Energy insiders pointed to easing jitters about a conflict between the U.S. and Iran over the crucial Strait of Hormuz, where 17 million barrels of crude oil (35% of the world’s seaborne oil shipments) pass through each day.
“We’re kind of decompressing on the Iranian situation,” said Phil Flynn, energy analyst at PFGBest and a FOX Business contributor. “While it is a very serious situation, we all know the Iran situation is like the little boy who cries wolf. I think the market is not reacting as emotionally to every headline that has come out.”
Concerns Iran would follow through on threats to close the Strait of Hormuz helped send crude soaring more than $10 a barrel from mid-December levels of about $93.
“We are ready to take off some of the Iranian premium,” Olivier Jakob, managing director at Petromatrix GMBH, wrote in a research note this week.
Jakob pointed to fresh signs that tensions have eased, including the cancellation of a joint U.S.-Israeli military exercise last weekend, a White House letter sent to Iran and the U.S. Navy publicly announcing the departure of the USS Stennis supercarrier out of the Strait of Hormuz region.
“At this point, it does seem to us that there are some attempts at defusing the situation and some behind-the-scene diplomatic action,” Jakob wrote.
Meanwhile, the fundamentals have not painted a very bullish picture of the oil picture.
According to the Energy Information Administration, gasoline stockpiles soared by 3.7 million barrels last week to 227.5 million barrels, surprising analysts who expected a more modest rise of 2.6 million barrels.
The data showed distillate stocks jumped by 438,000 barrels to 148 million barrels.
Slammed by unseasonably warm weather, natural gas prices have plummeted by more than 24% over the prior eight sessions, landing on Thursday at their lowest settle since February 2002. Gas was off 0.17% to $2.359 per million btu’s Friday.
“Warm January has broken the back of the natural gas market and we believe we have reached an inflection point for a decisive response,” RBC analysts wrote in a note.
To be sure, the weekly inventory data did show crude oil stockpiles declined by a stronger-than-expected 3.4 million barrels last week.

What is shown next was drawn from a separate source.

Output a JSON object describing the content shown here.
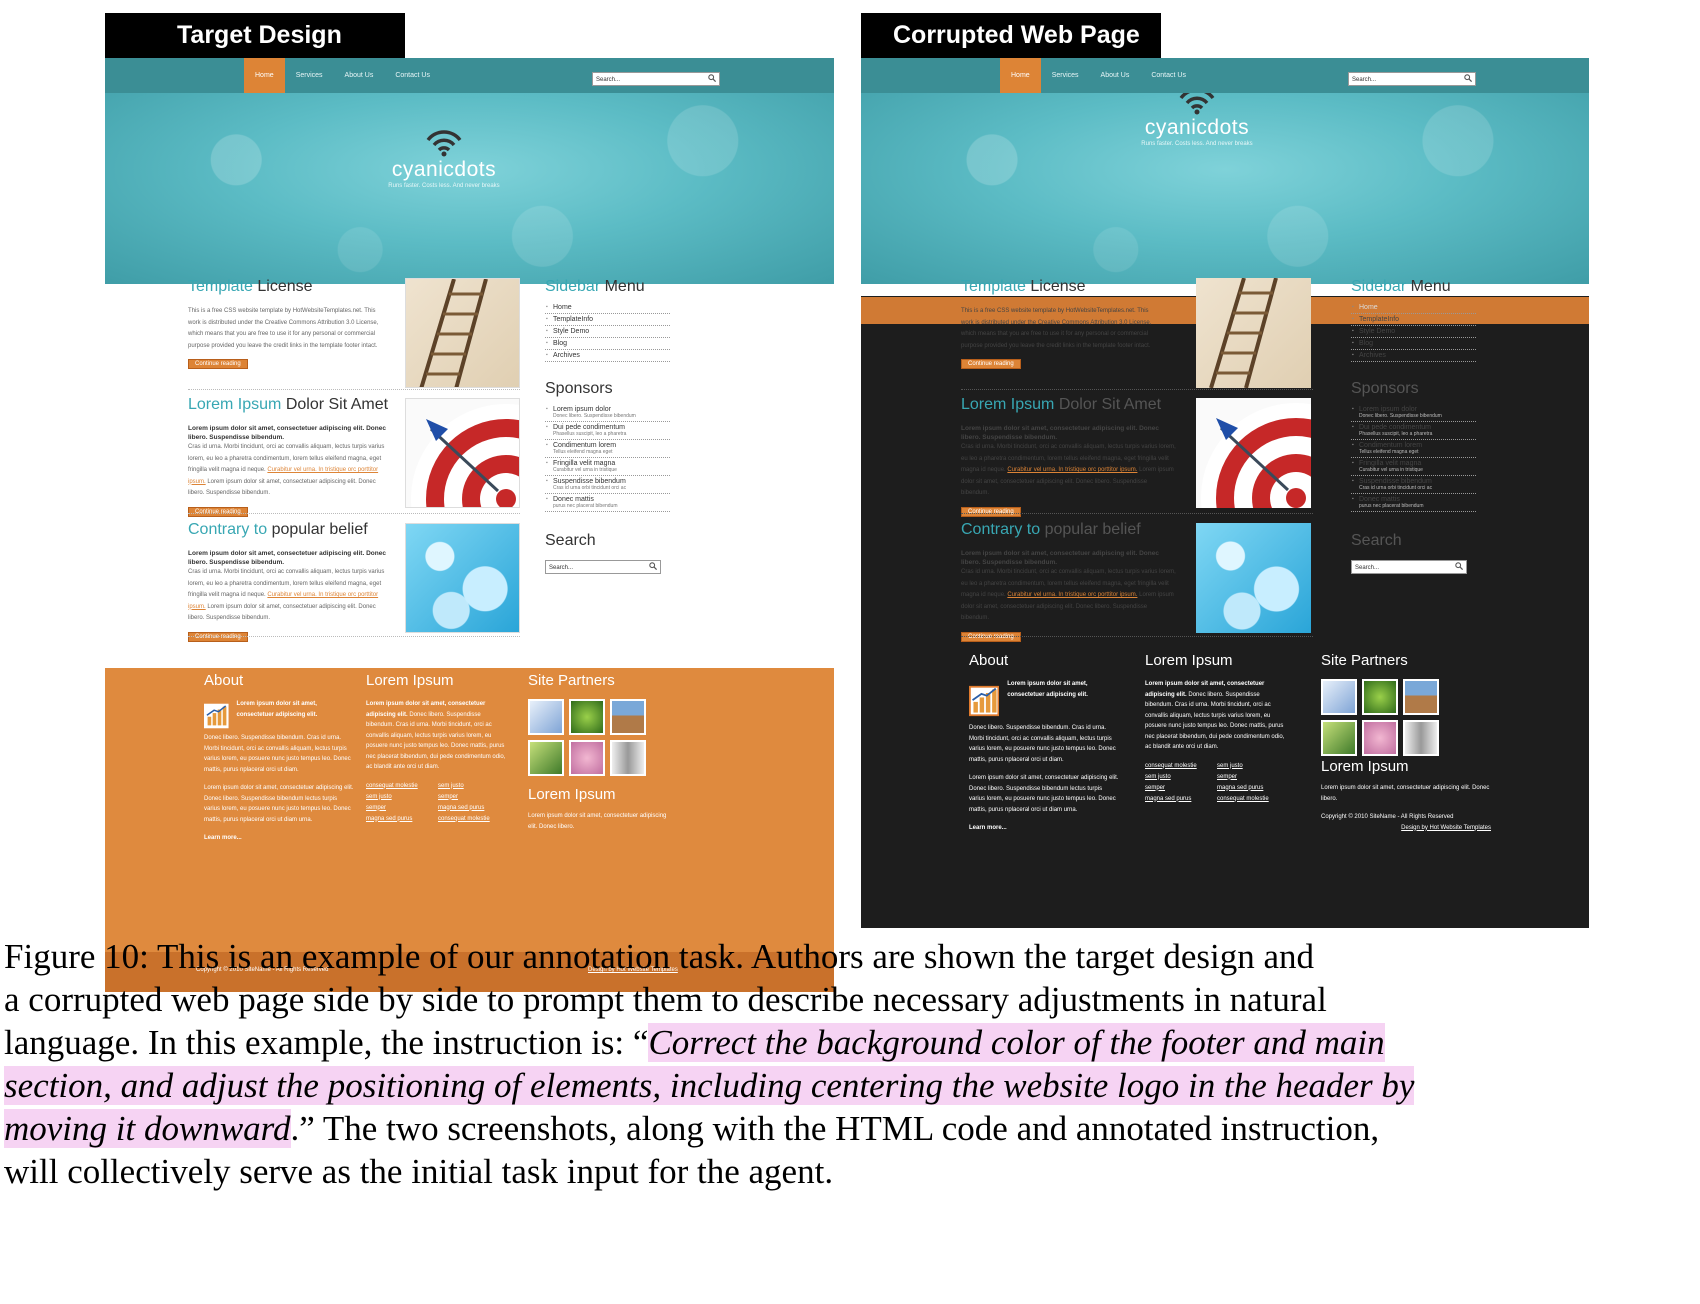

But energy traders appeared focused on the rising gas stockpiles.
“The market is still stunned by the big drop we saw in gasoline demand yesterday,” said Flynn. "We’re producing more gas at a time when demand is weak so that’s leading to concern it may weigh down the market.”
Flynn added, “It had some bulls rethink their bullish outlook.”